I presume the German Bicycle Sports Club was originally composed of German-Americans. I doubt many if any of them were Nazis. To me, it is every bit as acceptable and an Irish Bike Club, or an English Bike Club or and Italian Bike Club. I bought my first lightweight bike from a retired German-American engineer, Heinz Linke.
> to me, the irony is that it was "okay" that it was acceptable
> to sponsor the German Bicycle Sports Club though the colors
> "had to go".
> that's all i'll say about it.
> Richard M Sachs
> Chester, CT
> site: http://www.richardsachs.com
> pics: http://photos.yahoo.com/bobbesrs
> rants: http://richardsachs.blogspot.com/
> zany: http://tinyurl.com/22xo7
> On Fri, 28 May 2004 07:17:26 -0500 "jerrymoos" <email@example.com>
> Understandable that a Jew who survived the Nazi era would not care for
> German colors, particularly if he was raised in Europe. Proabably the
> majority of European Jews living in the 30's or 40's had some realtives
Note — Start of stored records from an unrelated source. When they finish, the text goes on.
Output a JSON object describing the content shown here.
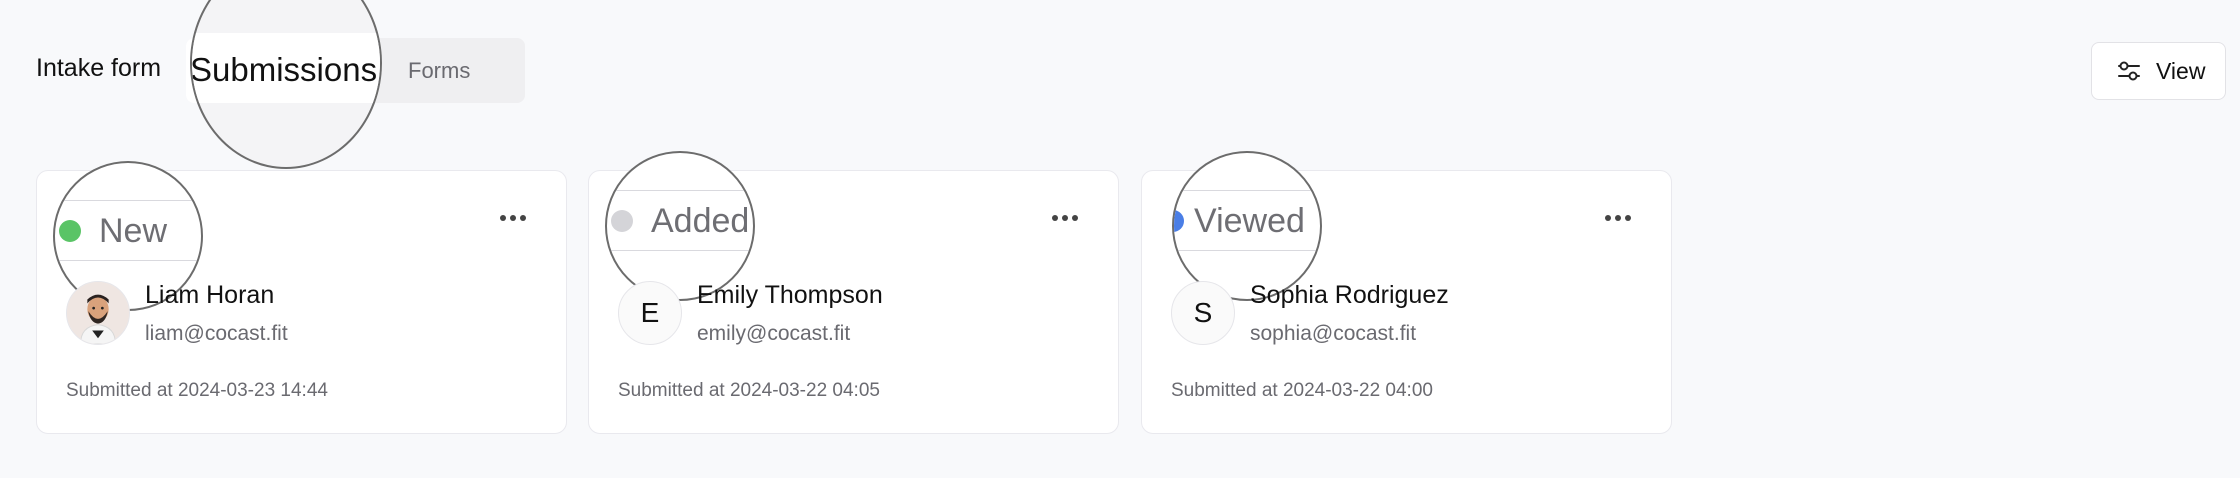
{
  "header": {
    "title": "Intake form",
    "tabs": [
      {
        "label": "Submissions",
        "active": true
      },
      {
        "label": "Forms",
        "active": false
      }
    ],
    "view_button": {
      "label": "View",
      "icon": "sliders-icon"
    }
  },
  "cards": [
    {
      "status": "New",
      "status_color": "#5ac466",
      "avatar_type": "photo",
      "avatar_initial": "",
      "name": "Liam Horan",
      "email": "liam@cocast.fit",
      "submitted": "Submitted at 2024-03-23 14:44"
    },
    {
      "status": "Added",
      "status_color": "#d4d4d8",
      "avatar_type": "initial",
      "avatar_initial": "E",
      "name": "Emily Thompson",
      "email": "emily@cocast.fit",
      "submitted": "Submitted at 2024-03-22 04:05"
    },
    {
      "status": "Viewed",
      "status_color": "#4a7ee6",
      "avatar_type": "initial",
      "avatar_initial": "S",
      "name": "Sophia Rodriguez",
      "email": "sophia@cocast.fit",
      "submitted": "Submitted at 2024-03-22 04:00"
    }
  ]
}
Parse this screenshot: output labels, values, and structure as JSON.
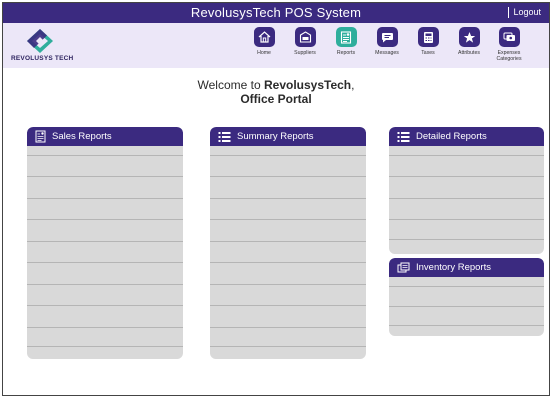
{
  "app": {
    "title": "RevolusysTech POS System",
    "logout": "Logout"
  },
  "logo": {
    "text": "REVOLUSYS TECH"
  },
  "nav": [
    {
      "label": "Home",
      "icon": "home-icon"
    },
    {
      "label": "Suppliers",
      "icon": "suppliers-icon"
    },
    {
      "label": "Reports",
      "icon": "reports-icon",
      "active": true
    },
    {
      "label": "Messages",
      "icon": "messages-icon"
    },
    {
      "label": "Taxes",
      "icon": "taxes-icon"
    },
    {
      "label": "Attributes",
      "icon": "star-icon"
    },
    {
      "label": "Expenses Categories",
      "icon": "expenses-icon"
    }
  ],
  "welcome": {
    "prefix": "Welcome to ",
    "brand": "RevolusysTech",
    "suffix": ",",
    "line2": "Office Portal"
  },
  "panels": {
    "sales": {
      "title": "Sales Reports"
    },
    "summary": {
      "title": "Summary Reports"
    },
    "detailed": {
      "title": "Detailed Reports"
    },
    "inventory": {
      "title": "Inventory Reports"
    }
  },
  "colors": {
    "primary": "#3b2a80",
    "accent": "#2fae9c",
    "navBg": "#ece7f8",
    "panelBg": "#d9d9d9"
  }
}
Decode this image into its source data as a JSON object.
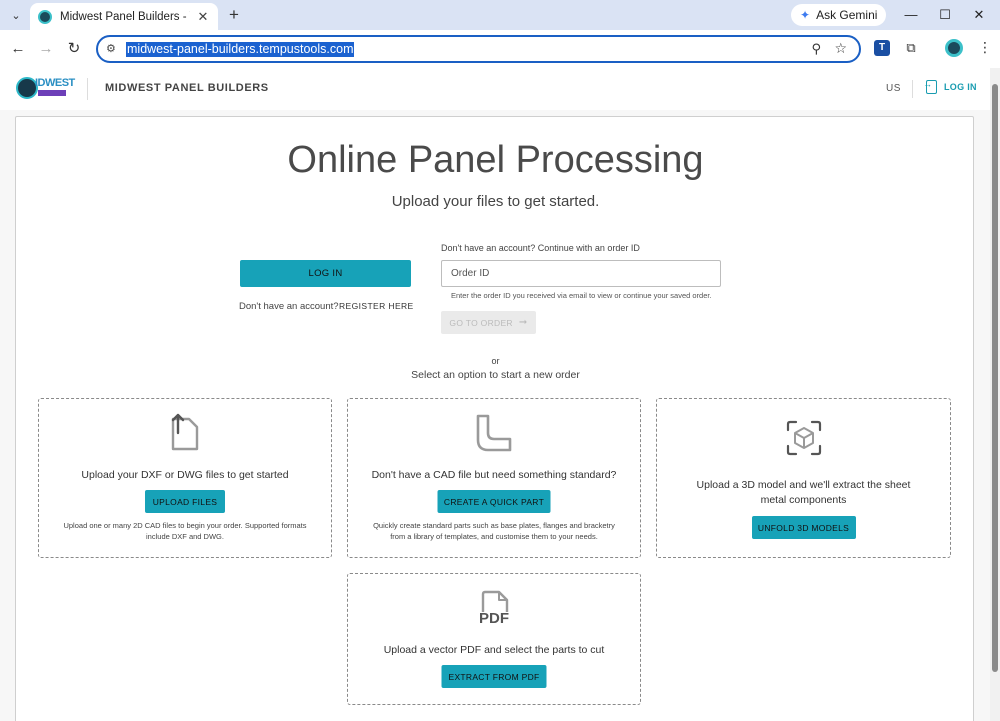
{
  "browser": {
    "tab_title": "Midwest Panel Builders - Web S",
    "gemini_label": "Ask Gemini",
    "url": "midwest-panel-builders.tempustools.com"
  },
  "header": {
    "brand_name": "MIDWEST PANEL BUILDERS",
    "region": "US",
    "login_label": "LOG IN"
  },
  "hero": {
    "title": "Online Panel Processing",
    "subtitle": "Upload your files to get started."
  },
  "auth": {
    "login_button": "LOG IN",
    "no_account_text": "Don't have an account?",
    "register_link": "REGISTER HERE",
    "order_heading": "Don't have an account? Continue with an order ID",
    "order_placeholder": "Order ID",
    "order_help": "Enter the order ID you received via email to view or continue your saved order.",
    "go_to_order": "GO TO ORDER"
  },
  "divider": {
    "or": "or",
    "select_text": "Select an option to start a new order"
  },
  "options": [
    {
      "icon": "upload-file-icon",
      "title": "Upload your DXF or DWG files to get started",
      "button": "UPLOAD FILES",
      "description": "Upload one or many 2D CAD files to begin your order. Supported formats include DXF and DWG."
    },
    {
      "icon": "l-bracket-icon",
      "title": "Don't have a CAD file but need something standard?",
      "button": "CREATE A QUICK PART",
      "description": "Quickly create standard parts such as base plates, flanges and bracketry from a library of templates, and customise them to your needs."
    },
    {
      "icon": "3d-cube-icon",
      "title": "Upload a 3D model and we'll extract the sheet metal components",
      "button": "UNFOLD 3D MODELS",
      "description": ""
    },
    {
      "icon": "pdf-file-icon",
      "icon_label": "PDF",
      "title": "Upload a vector PDF and select the parts to cut",
      "button": "EXTRACT FROM PDF",
      "description": ""
    }
  ],
  "colors": {
    "accent": "#17a2b8",
    "omnibox_focus": "#1a5fc4"
  }
}
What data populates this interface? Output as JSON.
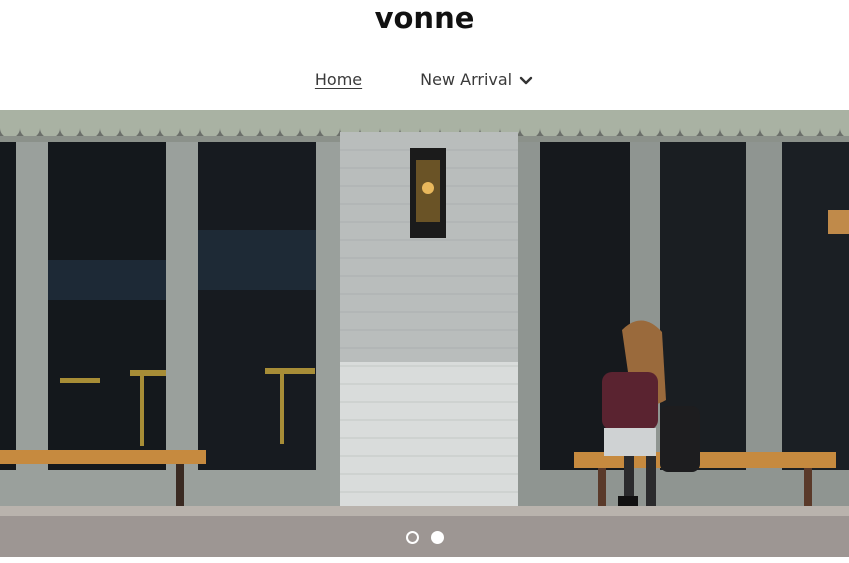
{
  "header": {
    "brand": "vonne"
  },
  "nav": {
    "items": [
      {
        "label": "Home",
        "active": true
      },
      {
        "label": "New Arrival",
        "has_dropdown": true
      }
    ]
  },
  "slideshow": {
    "slide_count": 2,
    "active_index": 1,
    "image_description": "storefront"
  },
  "colors": {
    "text": "#111111",
    "nav_text": "#3a3a3a",
    "dot": "#ffffff"
  }
}
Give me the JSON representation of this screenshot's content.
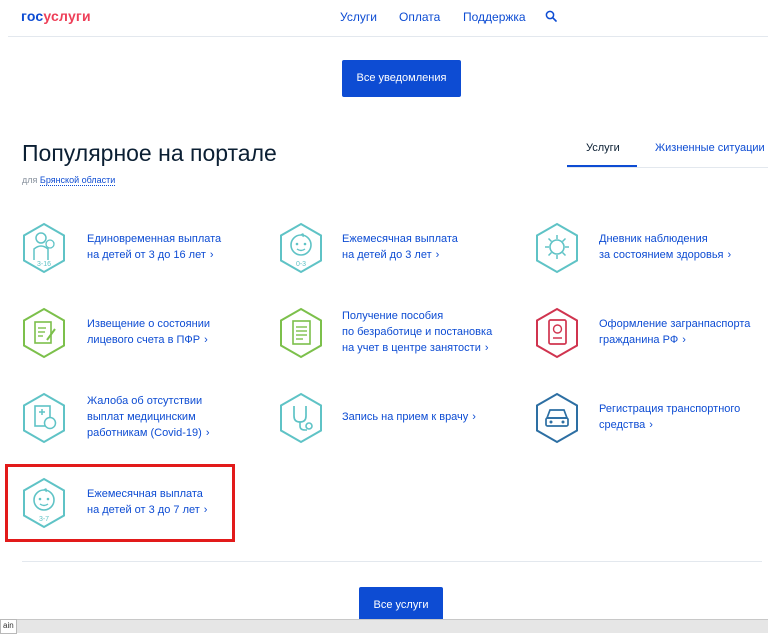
{
  "header": {
    "logo_part1": "гос",
    "logo_part2": "услуги",
    "nav": [
      "Услуги",
      "Оплата",
      "Поддержка"
    ],
    "search_icon": "search-icon"
  },
  "notifications_button": "Все уведомления",
  "popular": {
    "title": "Популярное на портале",
    "region_prefix": "для",
    "region_link": "Брянской области"
  },
  "tabs": [
    {
      "label": "Услуги",
      "active": true
    },
    {
      "label": "Жизненные ситуации",
      "active": false
    }
  ],
  "services": [
    {
      "lines": [
        "Единовременная выплата",
        "на детей от 3 до 16 лет"
      ],
      "icon": "child-3-16-icon",
      "icon_text": "3-16",
      "color": "#5fc3c6"
    },
    {
      "lines": [
        "Ежемесячная выплата",
        "на детей до 3 лет"
      ],
      "icon": "baby-0-3-icon",
      "icon_text": "0-3",
      "color": "#5fc3c6"
    },
    {
      "lines": [
        "Дневник наблюдения",
        "за состоянием здоровья"
      ],
      "icon": "virus-icon",
      "icon_text": "",
      "color": "#5fc3c6"
    },
    {
      "lines": [
        "Извещение о состоянии",
        "лицевого счета в ПФР"
      ],
      "icon": "document-edit-icon",
      "icon_text": "",
      "color": "#7cc04b"
    },
    {
      "lines": [
        "Получение пособия",
        "по безработице и постановка",
        "на учет в центре занятости"
      ],
      "icon": "document-list-icon",
      "icon_text": "",
      "color": "#7cc04b"
    },
    {
      "lines": [
        "Оформление загранпаспорта",
        "гражданина РФ"
      ],
      "icon": "passport-icon",
      "icon_text": "",
      "color": "#d0344f"
    },
    {
      "lines": [
        "Жалоба об отсутствии",
        "выплат медицинским",
        "работникам (Covid-19)"
      ],
      "icon": "medical-payment-icon",
      "icon_text": "",
      "color": "#5fc3c6"
    },
    {
      "lines": [
        "Запись на прием к врачу"
      ],
      "icon": "stethoscope-icon",
      "icon_text": "",
      "color": "#5fc3c6"
    },
    {
      "lines": [
        "Регистрация транспортного",
        "средства"
      ],
      "icon": "car-icon",
      "icon_text": "",
      "color": "#2d6fa3"
    },
    {
      "lines": [
        "Ежемесячная выплата",
        "на детей от 3 до 7 лет"
      ],
      "icon": "child-3-7-icon",
      "icon_text": "3-7",
      "color": "#5fc3c6"
    }
  ],
  "chevron": "›",
  "all_services_button": "Все услуги",
  "status_fragment": "ain"
}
> friends imprisoned or killed by the Nazis, even if they themselves
> this fate. I've read this also extended to non-Jews in Eastern Europe,
> that when the Peace Race was the biggest race in Soviet-controlled
> Europe, the East Germany riders encountered a lot of hostility from
> spectators who remembered the Nazi actions during the war. The Italians
> didn't seem to provoke the same type of hostility. The Italian fascists
> never seem to have been as fanatical as the Nazis, and their support of
> Hitler's anti-Semitism was often very half-hearted. It's been documented
> that in the Balkans Italian occupation officials often helped Jews escape
> Nazi concentration camps by issuing them Italian exit documents. So I
> after the war, most people would have had no problem with an Italian
> Sport Club with red white & green colors.
> Jerry Moos
> Houston, TX